Native to North America
A tall sturdy coarse plant with bristles on the resounous stems up to 9 feet tall. Produced sunflower-like flowers up to 5" across with yellow rays and yellow center disks. Flowers bloom in loose spikes on the upper parts of the plant in summer. Leaves are large, up to 18 inches, and are deeply pinnatifid, reminiscent of pin oak leaves. Upper leaves are smaller. Basal leaves usually orient themselves on a north-south axis so as to minimize intense overhead sun exposure, thus the name compass plant. Split or broken stems exude a gummy, fragrant-but-bitter resin which was used by Native Americans as a mouth-cleansing chewing gum.

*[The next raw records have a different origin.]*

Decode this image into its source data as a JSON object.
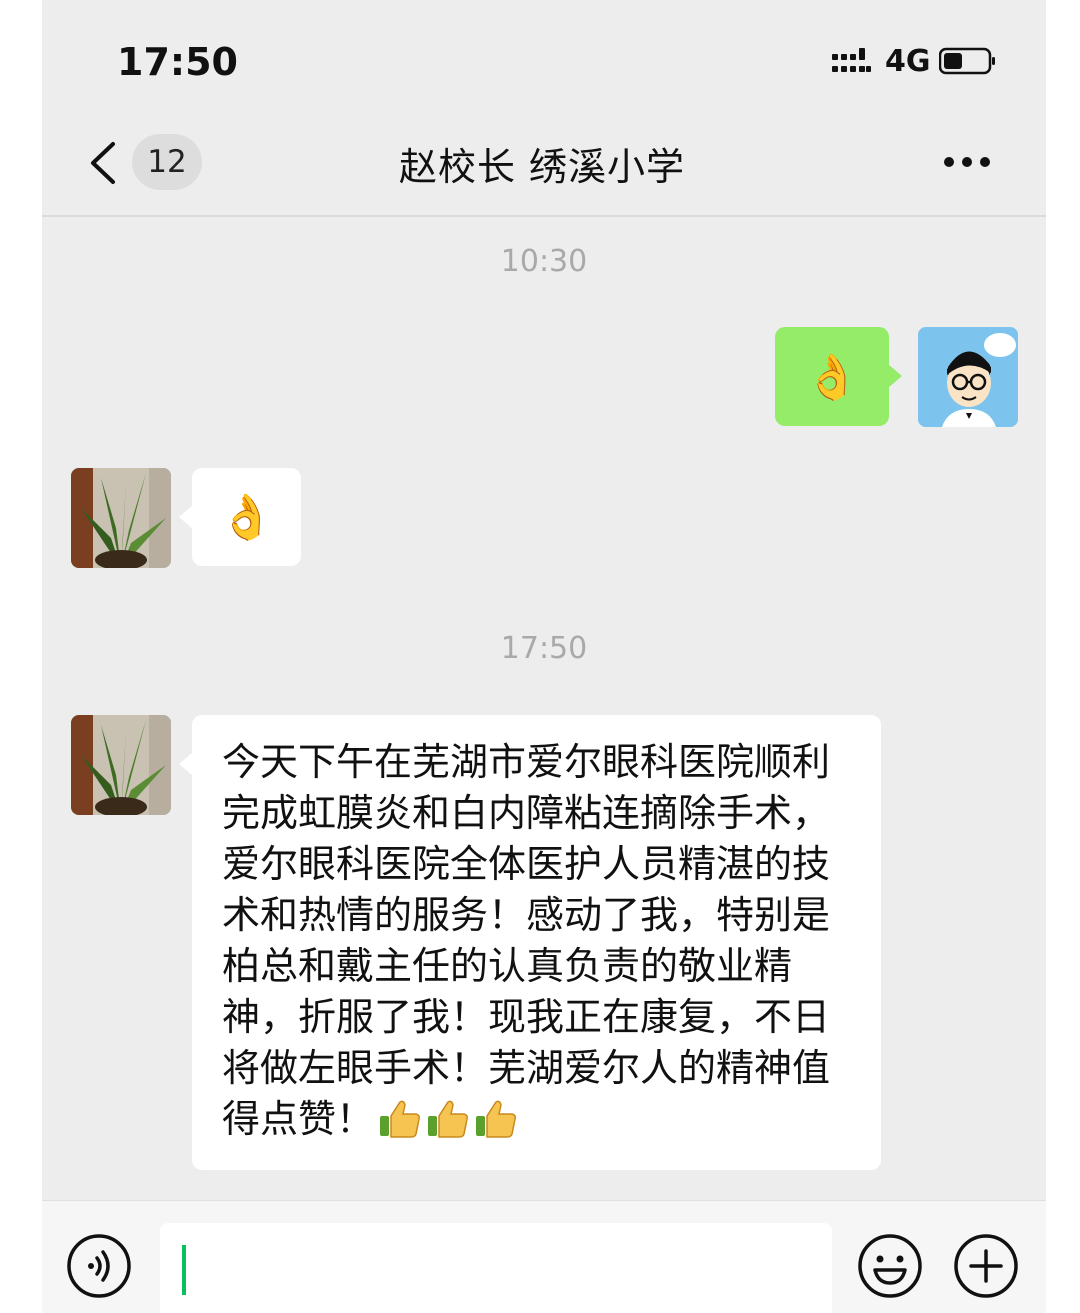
{
  "status_bar": {
    "time": "17:50",
    "network": "4G"
  },
  "header": {
    "unread_count": "12",
    "title": "赵校长  绣溪小学"
  },
  "timestamps": [
    "10:30",
    "17:50"
  ],
  "messages": [
    {
      "direction": "outgoing",
      "kind": "emoji",
      "content": "👌"
    },
    {
      "direction": "incoming",
      "kind": "emoji",
      "content": "👌"
    },
    {
      "direction": "incoming",
      "kind": "text",
      "text": "今天下午在芜湖市爱尔眼科医院顺利完成虹膜炎和白内障粘连摘除手术，爱尔眼科医院全体医护人员精湛的技术和热情的服务！感动了我，特别是柏总和戴主任的认真负责的敬业精神，折服了我！现我正在康复，不日将做左眼手术！芜湖爱尔人的精神值得点赞！",
      "trailing_emoji": [
        "thumbs-up",
        "thumbs-up",
        "thumbs-up"
      ]
    }
  ],
  "colors": {
    "outgoing_bubble": "#95ec69",
    "incoming_bubble": "#ffffff",
    "background": "#ededed",
    "caret": "#07c160"
  }
}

Many of the silphiums are commonly called rosinweed for this reason.